== DATA SUPPLIED

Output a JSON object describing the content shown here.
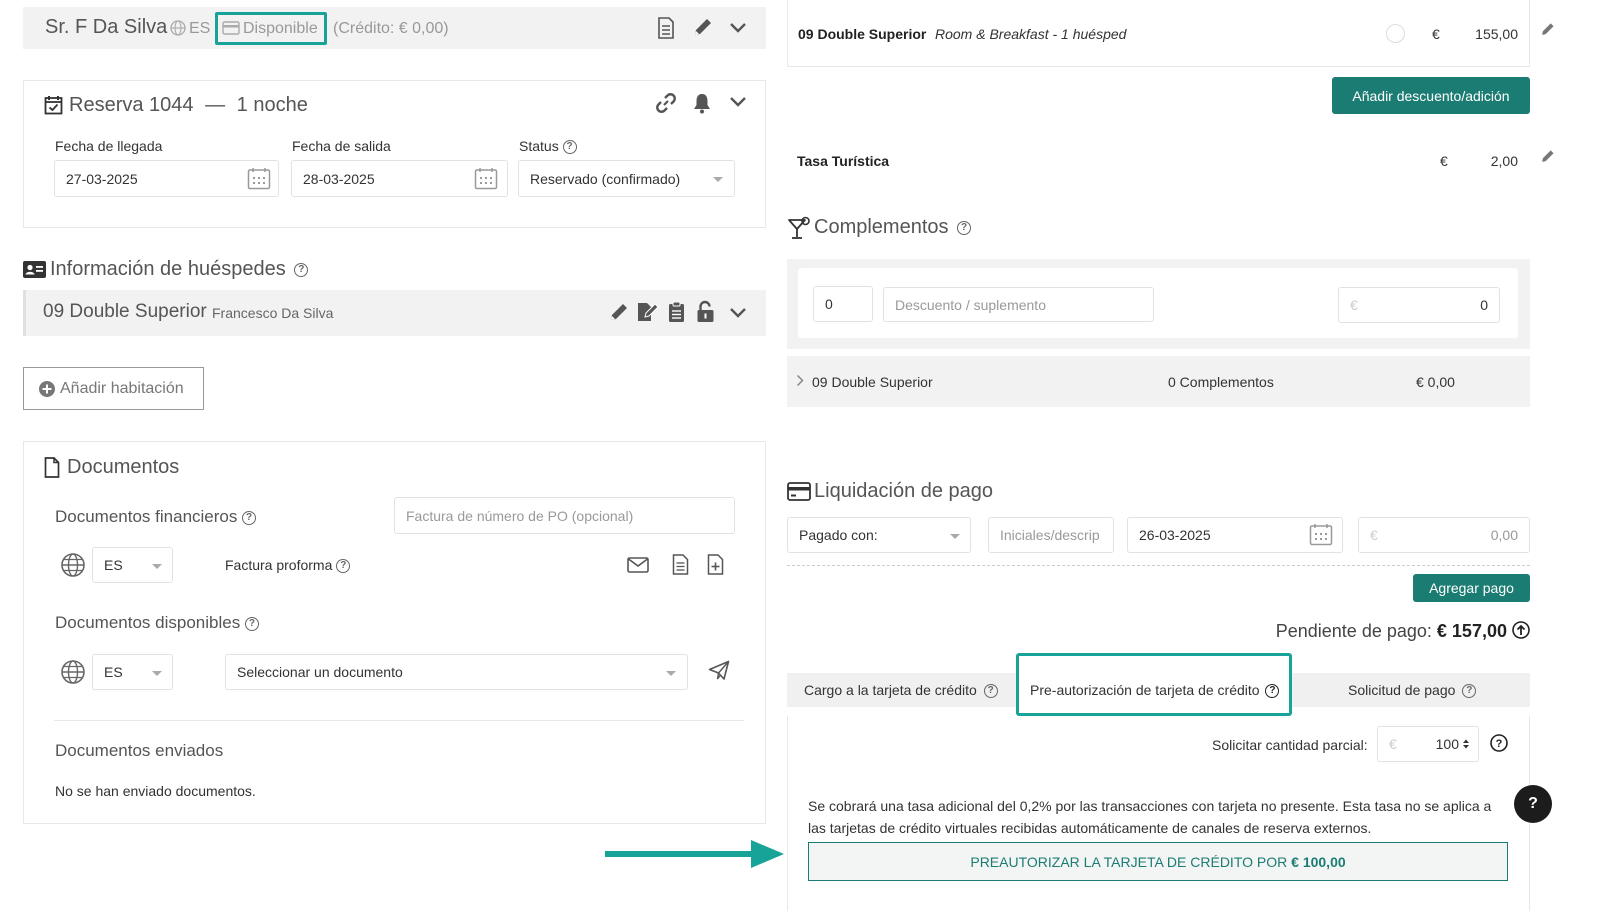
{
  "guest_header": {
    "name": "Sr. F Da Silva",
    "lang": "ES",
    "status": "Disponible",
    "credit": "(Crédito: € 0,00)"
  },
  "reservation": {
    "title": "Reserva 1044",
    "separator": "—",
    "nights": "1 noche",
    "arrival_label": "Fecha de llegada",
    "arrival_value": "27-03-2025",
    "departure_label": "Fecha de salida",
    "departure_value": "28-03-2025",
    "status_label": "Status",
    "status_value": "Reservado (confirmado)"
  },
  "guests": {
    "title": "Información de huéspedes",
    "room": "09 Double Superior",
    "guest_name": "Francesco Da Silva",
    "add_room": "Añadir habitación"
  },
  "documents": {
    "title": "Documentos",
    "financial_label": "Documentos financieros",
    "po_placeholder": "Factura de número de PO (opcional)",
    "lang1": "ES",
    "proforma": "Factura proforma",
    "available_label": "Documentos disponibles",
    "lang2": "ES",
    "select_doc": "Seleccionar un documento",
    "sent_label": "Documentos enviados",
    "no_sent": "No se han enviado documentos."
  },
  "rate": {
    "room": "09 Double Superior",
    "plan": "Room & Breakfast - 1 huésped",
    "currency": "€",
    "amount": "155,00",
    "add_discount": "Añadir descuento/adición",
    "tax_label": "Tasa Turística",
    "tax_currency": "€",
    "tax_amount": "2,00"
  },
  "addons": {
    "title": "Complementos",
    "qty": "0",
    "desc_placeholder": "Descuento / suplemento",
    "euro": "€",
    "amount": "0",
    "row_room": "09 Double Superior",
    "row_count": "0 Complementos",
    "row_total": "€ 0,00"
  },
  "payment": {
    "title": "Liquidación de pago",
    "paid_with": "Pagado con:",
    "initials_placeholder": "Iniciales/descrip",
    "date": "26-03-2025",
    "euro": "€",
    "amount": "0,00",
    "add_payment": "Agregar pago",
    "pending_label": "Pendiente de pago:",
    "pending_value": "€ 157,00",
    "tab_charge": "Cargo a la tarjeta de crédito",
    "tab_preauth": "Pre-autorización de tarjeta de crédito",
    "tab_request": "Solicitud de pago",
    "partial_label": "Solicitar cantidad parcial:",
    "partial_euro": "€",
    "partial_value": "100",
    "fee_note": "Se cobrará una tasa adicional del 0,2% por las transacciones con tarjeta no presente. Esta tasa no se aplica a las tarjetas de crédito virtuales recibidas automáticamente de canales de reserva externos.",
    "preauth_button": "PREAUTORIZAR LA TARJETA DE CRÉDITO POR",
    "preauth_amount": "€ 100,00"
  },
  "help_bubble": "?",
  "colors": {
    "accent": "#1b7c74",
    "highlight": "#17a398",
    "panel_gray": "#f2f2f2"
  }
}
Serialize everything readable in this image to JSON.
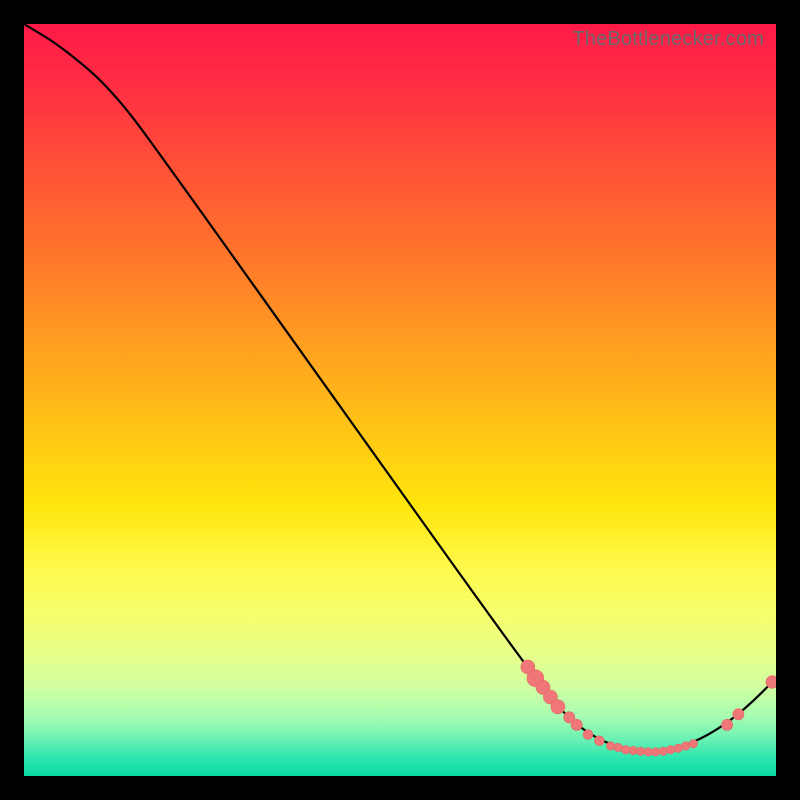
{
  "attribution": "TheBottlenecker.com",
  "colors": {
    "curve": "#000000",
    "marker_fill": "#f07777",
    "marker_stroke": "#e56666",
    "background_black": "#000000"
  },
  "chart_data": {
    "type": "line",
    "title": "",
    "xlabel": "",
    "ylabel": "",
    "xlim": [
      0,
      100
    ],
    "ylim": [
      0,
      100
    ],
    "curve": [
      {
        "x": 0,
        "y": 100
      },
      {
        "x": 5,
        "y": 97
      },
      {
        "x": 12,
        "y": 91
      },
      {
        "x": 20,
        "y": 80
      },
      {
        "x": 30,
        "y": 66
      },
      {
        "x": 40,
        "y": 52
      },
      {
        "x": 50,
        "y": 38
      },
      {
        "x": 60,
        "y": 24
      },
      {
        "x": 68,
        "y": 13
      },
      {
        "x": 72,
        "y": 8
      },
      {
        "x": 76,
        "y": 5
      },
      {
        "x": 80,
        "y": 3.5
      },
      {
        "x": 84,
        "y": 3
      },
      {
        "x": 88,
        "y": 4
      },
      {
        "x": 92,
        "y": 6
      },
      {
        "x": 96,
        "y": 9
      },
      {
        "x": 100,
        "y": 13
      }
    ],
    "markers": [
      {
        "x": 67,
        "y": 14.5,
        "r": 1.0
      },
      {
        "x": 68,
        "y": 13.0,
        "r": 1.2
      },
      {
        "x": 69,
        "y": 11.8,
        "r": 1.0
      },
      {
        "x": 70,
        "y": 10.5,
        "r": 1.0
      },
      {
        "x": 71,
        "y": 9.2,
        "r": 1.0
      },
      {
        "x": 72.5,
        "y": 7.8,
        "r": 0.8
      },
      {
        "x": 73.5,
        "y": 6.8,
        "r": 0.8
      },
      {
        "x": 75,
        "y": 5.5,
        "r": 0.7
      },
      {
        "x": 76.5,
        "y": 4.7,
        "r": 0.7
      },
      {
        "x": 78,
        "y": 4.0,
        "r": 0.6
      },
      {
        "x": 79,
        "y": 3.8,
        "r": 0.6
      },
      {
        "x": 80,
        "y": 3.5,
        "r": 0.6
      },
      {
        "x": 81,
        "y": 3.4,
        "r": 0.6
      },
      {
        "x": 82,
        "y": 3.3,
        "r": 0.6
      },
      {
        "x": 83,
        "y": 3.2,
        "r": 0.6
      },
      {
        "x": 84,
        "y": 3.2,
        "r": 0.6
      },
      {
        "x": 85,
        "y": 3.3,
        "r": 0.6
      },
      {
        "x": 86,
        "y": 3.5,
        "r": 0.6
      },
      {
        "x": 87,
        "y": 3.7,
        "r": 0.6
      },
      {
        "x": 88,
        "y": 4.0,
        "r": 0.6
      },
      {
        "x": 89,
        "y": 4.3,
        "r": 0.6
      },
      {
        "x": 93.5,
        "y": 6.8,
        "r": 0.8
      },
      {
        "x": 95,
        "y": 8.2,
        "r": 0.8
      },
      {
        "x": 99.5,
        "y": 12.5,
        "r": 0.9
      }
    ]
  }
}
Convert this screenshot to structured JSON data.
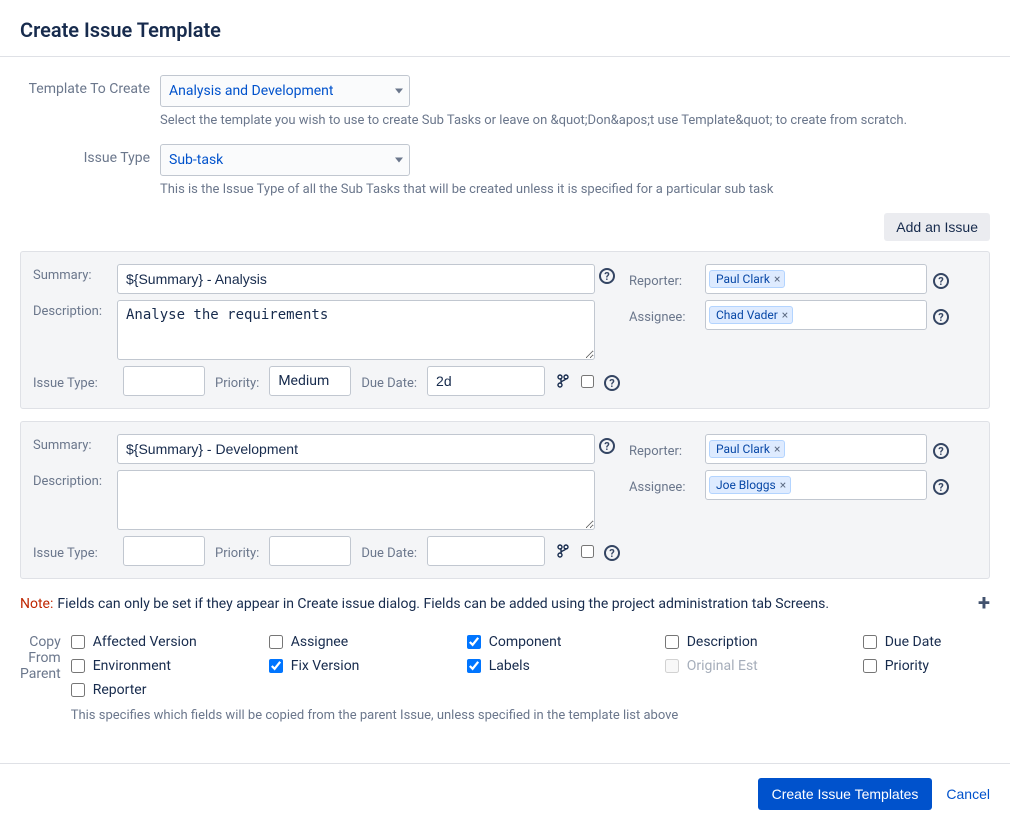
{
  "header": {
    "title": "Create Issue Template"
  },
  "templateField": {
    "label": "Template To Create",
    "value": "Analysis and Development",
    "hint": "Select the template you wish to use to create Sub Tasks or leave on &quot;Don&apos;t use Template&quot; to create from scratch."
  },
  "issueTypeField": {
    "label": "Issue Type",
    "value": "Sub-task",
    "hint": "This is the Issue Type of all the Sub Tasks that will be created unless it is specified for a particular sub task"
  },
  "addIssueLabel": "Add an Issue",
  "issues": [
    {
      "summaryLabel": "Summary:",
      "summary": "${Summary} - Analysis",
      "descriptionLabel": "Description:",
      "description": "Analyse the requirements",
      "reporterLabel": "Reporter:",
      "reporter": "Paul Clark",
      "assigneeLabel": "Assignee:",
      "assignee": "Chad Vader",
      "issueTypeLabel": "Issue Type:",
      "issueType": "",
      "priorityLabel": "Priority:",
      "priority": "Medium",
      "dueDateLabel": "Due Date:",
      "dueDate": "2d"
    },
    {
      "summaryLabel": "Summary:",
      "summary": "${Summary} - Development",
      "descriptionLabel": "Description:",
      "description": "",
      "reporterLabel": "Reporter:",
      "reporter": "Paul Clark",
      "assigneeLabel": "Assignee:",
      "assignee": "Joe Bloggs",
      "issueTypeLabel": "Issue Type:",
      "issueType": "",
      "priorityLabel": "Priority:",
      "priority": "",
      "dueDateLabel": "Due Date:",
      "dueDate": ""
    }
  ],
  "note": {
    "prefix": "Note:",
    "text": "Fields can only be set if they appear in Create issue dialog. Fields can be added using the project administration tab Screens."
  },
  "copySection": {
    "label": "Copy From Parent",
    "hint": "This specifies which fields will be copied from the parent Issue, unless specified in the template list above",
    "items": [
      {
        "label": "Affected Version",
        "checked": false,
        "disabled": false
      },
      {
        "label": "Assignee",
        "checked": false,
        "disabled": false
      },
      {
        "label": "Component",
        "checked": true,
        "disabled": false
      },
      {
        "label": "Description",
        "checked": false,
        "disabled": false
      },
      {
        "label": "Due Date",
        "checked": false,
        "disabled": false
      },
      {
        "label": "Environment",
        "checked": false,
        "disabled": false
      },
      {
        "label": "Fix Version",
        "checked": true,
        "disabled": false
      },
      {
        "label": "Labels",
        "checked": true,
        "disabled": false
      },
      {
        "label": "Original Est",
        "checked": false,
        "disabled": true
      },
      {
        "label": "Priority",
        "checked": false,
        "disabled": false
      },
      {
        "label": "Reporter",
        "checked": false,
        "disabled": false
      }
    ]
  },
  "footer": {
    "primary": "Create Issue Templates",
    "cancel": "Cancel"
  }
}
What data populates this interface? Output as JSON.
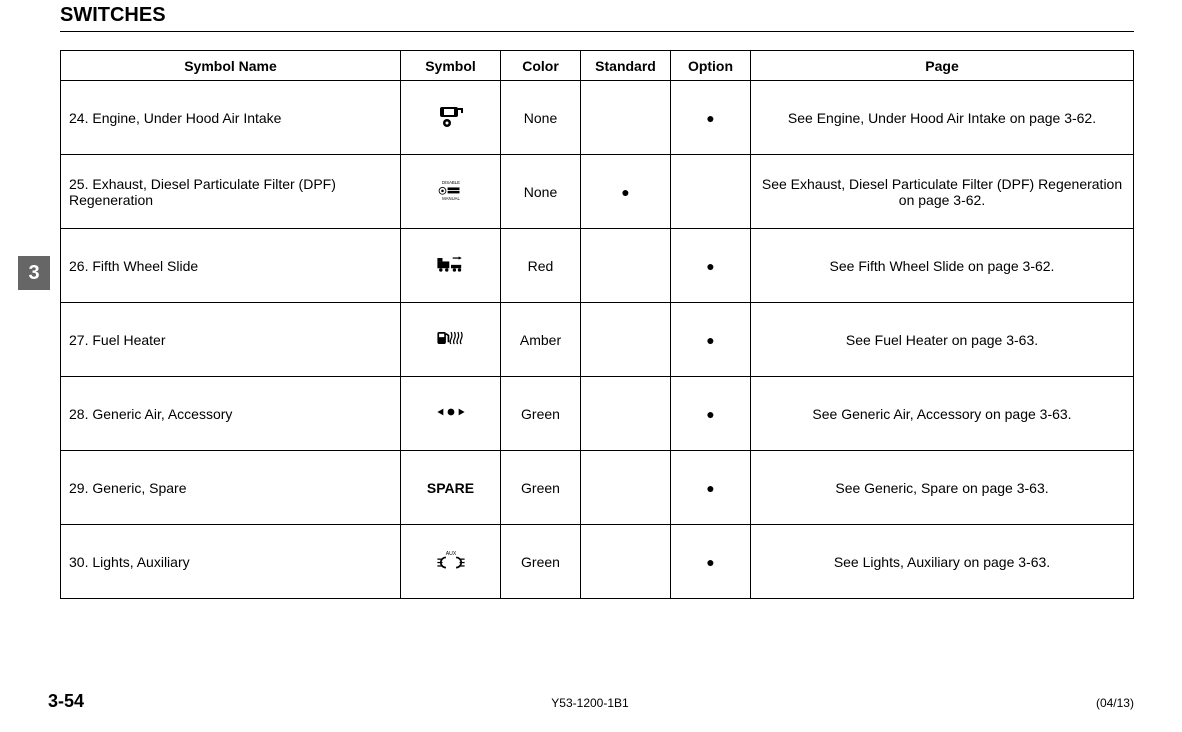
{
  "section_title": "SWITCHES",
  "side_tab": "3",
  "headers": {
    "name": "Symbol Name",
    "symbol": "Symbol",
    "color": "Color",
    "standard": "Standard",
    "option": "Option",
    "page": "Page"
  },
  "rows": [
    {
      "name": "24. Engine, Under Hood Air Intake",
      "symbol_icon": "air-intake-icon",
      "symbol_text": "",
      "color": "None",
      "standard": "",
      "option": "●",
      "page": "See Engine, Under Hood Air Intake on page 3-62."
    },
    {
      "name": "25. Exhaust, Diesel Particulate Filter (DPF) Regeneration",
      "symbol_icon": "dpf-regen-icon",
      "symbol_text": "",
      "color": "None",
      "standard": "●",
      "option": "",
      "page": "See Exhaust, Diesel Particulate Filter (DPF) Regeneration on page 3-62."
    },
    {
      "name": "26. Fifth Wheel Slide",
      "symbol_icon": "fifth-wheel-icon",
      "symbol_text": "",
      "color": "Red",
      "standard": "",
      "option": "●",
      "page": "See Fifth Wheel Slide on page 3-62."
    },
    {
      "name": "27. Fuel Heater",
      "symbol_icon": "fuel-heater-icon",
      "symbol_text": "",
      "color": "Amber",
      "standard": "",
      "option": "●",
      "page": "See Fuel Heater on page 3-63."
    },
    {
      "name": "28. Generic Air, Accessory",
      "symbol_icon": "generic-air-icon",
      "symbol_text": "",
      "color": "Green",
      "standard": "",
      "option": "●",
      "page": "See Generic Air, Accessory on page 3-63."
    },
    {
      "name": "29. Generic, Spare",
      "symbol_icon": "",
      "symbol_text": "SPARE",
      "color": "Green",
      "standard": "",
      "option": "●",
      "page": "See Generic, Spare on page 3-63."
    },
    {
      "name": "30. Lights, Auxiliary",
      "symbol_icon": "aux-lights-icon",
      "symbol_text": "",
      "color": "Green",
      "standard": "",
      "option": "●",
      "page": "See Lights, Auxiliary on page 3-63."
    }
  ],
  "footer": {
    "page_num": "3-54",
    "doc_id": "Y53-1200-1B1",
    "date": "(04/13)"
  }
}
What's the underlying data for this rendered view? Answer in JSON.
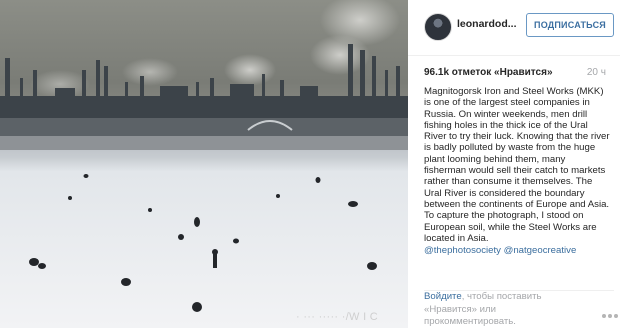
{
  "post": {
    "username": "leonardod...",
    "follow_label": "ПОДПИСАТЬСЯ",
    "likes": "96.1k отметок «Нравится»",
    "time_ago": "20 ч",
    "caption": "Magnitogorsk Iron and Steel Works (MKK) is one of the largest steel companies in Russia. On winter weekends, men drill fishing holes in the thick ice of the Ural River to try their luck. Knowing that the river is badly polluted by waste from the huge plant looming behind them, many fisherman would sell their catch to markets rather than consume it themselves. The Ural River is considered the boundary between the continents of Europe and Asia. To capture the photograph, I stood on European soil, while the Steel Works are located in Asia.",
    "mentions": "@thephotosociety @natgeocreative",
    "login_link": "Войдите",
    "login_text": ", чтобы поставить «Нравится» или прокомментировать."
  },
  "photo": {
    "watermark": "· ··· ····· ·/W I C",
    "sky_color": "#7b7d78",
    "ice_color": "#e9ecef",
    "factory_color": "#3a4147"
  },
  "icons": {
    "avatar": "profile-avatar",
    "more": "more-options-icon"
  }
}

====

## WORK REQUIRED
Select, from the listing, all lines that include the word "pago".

## ANSWER SPACE
    "title": "Liquidación de pago",
    "add_payment": "Agregar pago",
    "pending_label": "Pendiente de pago:",
    "tab_request": "Solicitud de pago",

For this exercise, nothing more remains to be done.